Have you considered a job in FE?
It may be perfect for you if you want to work with sixth-formers and above, or with a diverse group of motivated students from all backgrounds. We’ve put together this brief introduction with answers to some of the more frequently asked questions.
Working in FE really makes a difference to the individuals you’re teaching. All sorts of students come through the door of an FE college. The bright school-leaver who senses that she has a better future in a sixth form college; the adult facing unemployment who wants to re-train to help him find a job; the non-native speaker looking to master English; or the individual who wants to follow a vocation rather than take a degree. They all have an eye on their future and you can help them achieve their goals.
Indeed, it can make the difference for an entire generation. No-one can know how social, economic and technological developments will affect the lives of our young people. Teachers and lecturers provide them with skills to navigate a very uncertain future and the FE sector is known for anticipating changing demands and rapidly reshaping its curriculum accordingly. It has been estimated that FE students over 19 will generate an additional £75 billion for the economy over their lifetimes.
There’s a genuinely local focus to FE teaching. Colleges raise participation rates in their communities but they don’t just provide education; they can attract investment and jobs to the area. Teaching in an FE college can provide a sense of pride and aspiration to local people as well as increasing their skills. Colleges continue to find innovative ways of working in their communities and responding to local demands. Although legally separate, FE colleges are working closely with local authorities, often through the new Local Enterprise Partnerships.
Colleges are also a strong link between education and work. Over a third of all vocational qualifications are awarded through colleges and the economic returns from adult apprenticeships are around £18 for every £1 of Government funding. Furthermore, a larger number of employers view 17 to 18-year-old college leavers as more prepared for work than their contemporaries leaving school. FE colleges are also more popular with employers in terms of course content and equipping learners with the right skills for work.

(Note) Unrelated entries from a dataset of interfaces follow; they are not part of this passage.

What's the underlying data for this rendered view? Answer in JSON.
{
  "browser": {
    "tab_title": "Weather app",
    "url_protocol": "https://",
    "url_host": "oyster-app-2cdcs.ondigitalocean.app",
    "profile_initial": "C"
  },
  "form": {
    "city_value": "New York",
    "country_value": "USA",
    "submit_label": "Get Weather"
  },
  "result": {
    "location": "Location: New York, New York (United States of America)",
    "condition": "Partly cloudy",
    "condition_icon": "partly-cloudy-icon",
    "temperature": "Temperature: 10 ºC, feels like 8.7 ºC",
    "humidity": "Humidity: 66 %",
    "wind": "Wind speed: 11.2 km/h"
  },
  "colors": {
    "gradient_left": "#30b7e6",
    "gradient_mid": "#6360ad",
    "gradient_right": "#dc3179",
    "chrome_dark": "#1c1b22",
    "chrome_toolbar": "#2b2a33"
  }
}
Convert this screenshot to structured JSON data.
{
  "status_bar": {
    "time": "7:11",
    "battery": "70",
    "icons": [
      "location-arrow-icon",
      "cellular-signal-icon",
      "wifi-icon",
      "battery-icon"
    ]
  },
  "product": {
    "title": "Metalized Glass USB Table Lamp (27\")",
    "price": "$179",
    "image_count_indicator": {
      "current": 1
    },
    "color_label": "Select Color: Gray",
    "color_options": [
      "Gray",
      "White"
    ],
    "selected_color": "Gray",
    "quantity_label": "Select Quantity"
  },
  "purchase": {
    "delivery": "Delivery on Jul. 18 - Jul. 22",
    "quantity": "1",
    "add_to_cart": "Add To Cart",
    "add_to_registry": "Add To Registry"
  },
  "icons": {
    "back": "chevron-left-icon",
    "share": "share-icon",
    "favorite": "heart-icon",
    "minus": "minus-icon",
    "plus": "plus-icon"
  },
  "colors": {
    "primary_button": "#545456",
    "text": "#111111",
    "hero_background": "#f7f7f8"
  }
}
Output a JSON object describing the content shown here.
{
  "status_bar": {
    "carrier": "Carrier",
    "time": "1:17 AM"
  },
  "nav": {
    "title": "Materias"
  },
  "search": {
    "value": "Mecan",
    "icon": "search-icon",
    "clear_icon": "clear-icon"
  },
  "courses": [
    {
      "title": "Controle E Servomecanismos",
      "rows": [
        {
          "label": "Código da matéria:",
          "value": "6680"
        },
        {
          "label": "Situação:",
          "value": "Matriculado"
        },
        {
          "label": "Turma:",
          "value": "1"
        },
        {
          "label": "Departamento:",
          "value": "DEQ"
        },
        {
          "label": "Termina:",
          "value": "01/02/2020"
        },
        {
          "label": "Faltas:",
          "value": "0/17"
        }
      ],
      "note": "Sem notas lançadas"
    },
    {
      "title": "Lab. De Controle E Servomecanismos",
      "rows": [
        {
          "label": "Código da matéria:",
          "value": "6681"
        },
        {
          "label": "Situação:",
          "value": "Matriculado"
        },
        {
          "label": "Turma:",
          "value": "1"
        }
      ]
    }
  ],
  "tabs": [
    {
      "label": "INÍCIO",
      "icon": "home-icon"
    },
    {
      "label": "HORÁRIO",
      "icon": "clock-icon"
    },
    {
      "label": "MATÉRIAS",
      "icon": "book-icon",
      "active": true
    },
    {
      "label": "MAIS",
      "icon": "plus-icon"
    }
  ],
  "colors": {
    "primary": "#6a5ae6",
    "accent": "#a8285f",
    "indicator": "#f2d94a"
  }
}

FE refers to post-compulsory education, especially for 16 to 19-year-olds. It’s distinct from the higher education (HE) provided by universities, though there are some overlaps. It covers a vast range of topics, from basic skills and language training to degree-level studies and vocational education.
FE students may be looking for an intermediate or follow-up qualification before starting university or they may want vocational qualifications, like HNC, HND, NVQ, City & Guilds or BTEC, to help them get started on a career path. In addition, many adult learners study a huge range of subjects, from apprenticeships to post-graduate courses. Some colleges do offer degrees, more cost-effectively than universities.
The UK’s further education sector is thriving. In 2013, 846,000 16 to 18-year-olds chose to study in colleges, compared with 441,000 in maintained school and academy sixth forms. An additional 72,000 16 to 18-year-olds were undertaking an apprenticeship at their local college. Two million adults also study or train in colleges. The sector employs 139,000 full-time-equivalent people, 74,000 of whom are teaching staff.
Yes. The average A-Level or equivalent point score per student in sixth form colleges is 798.9, compared with 780.5 in maintained schools. Research shows that students at sixth form colleges are more likely to get top A-Level grades than those in school sixth forms. At their most recent Ofsted inspection, 73% of colleges were judged to be good or outstanding for overall effectiveness. Students are happy too: 81% said they were satisfied with HE courses taught in the FE sector.